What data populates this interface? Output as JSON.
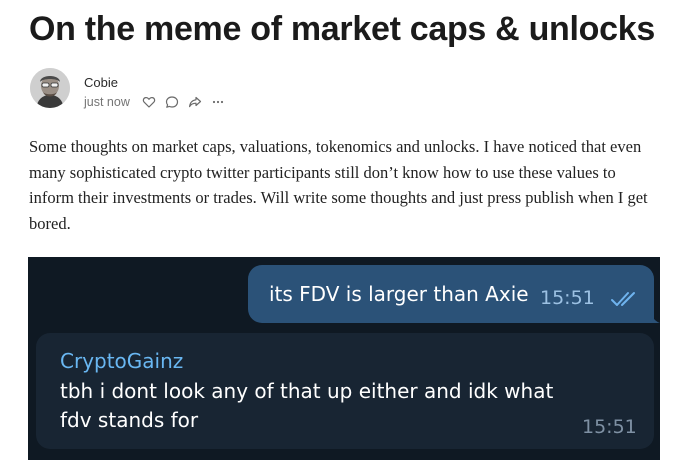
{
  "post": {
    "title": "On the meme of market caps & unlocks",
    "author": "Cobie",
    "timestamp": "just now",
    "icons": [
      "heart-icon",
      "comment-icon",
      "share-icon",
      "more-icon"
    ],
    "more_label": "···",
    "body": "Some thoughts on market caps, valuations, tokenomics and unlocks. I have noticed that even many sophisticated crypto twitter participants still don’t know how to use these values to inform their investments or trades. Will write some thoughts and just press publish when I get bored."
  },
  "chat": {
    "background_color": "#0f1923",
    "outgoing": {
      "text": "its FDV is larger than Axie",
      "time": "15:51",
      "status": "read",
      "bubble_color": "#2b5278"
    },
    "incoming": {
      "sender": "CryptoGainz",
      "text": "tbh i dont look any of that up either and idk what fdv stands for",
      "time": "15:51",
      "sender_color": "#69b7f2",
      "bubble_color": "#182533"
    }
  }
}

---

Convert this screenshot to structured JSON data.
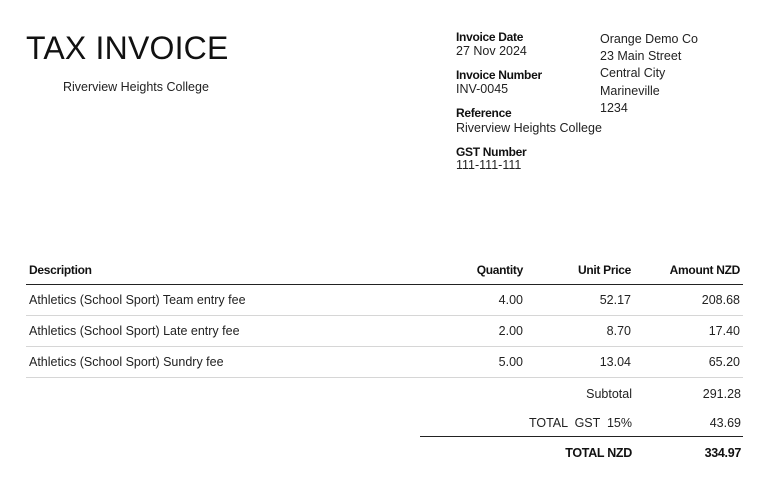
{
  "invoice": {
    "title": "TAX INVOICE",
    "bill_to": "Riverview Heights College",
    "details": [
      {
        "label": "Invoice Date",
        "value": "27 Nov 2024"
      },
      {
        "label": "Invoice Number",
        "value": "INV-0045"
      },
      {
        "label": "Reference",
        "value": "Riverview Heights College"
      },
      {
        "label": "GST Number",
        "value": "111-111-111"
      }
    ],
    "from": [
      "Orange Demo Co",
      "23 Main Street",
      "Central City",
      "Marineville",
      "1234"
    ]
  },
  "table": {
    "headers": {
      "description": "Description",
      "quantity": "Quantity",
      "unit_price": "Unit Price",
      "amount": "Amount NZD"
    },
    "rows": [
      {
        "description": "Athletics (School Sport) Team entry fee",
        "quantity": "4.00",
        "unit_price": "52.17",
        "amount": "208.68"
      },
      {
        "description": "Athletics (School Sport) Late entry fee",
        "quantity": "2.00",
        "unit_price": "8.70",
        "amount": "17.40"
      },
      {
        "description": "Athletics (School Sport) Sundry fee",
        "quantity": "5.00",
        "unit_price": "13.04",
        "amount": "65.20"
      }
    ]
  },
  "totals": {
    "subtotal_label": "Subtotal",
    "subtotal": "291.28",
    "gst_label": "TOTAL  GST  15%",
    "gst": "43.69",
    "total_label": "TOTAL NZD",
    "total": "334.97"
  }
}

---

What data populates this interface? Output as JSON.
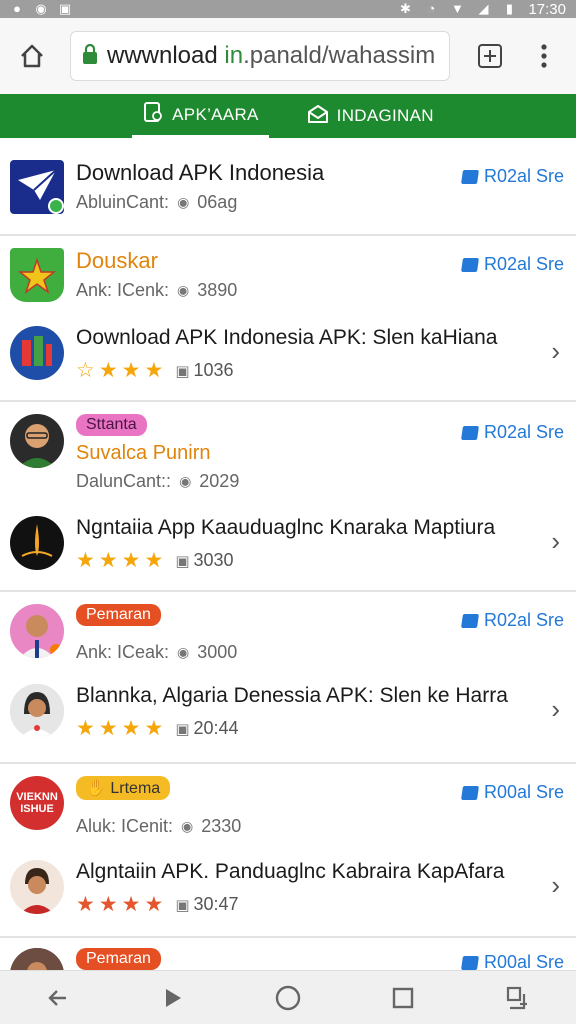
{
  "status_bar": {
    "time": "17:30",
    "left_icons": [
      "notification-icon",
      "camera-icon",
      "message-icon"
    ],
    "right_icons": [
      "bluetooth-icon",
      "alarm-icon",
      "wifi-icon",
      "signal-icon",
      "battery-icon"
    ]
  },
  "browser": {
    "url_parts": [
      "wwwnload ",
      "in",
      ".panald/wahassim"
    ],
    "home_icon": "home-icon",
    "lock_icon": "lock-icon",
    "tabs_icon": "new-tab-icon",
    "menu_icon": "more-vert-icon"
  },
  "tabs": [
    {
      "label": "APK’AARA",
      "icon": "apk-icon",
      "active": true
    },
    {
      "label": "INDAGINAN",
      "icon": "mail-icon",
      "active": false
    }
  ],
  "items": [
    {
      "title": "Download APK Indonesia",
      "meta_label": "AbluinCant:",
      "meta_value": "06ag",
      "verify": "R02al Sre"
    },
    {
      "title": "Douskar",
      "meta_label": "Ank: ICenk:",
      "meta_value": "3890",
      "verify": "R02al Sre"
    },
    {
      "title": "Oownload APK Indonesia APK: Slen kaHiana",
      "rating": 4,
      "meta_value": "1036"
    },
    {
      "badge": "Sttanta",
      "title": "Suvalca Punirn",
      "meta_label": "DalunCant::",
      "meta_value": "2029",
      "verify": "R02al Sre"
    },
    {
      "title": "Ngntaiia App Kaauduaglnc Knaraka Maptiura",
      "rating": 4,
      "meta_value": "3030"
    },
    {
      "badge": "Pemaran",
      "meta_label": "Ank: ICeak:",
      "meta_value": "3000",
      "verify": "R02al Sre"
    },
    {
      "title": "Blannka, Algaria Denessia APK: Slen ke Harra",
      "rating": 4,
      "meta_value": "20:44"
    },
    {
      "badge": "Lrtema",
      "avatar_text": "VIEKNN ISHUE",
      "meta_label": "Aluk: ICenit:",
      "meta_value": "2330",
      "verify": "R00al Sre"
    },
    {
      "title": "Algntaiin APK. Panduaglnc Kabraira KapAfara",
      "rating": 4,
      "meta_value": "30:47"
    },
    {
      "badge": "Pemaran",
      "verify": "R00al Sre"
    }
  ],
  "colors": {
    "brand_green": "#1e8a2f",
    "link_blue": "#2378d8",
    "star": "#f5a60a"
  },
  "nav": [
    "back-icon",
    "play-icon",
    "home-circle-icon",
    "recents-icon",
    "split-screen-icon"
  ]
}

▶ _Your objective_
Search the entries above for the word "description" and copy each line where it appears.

▶ _Response to this task_
      "description": "Description",
        "description": "Athletics (School Sport) Team entry fee",
        "description": "Athletics (School Sport) Late entry fee",
        "description": "Athletics (School Sport) Sundry fee",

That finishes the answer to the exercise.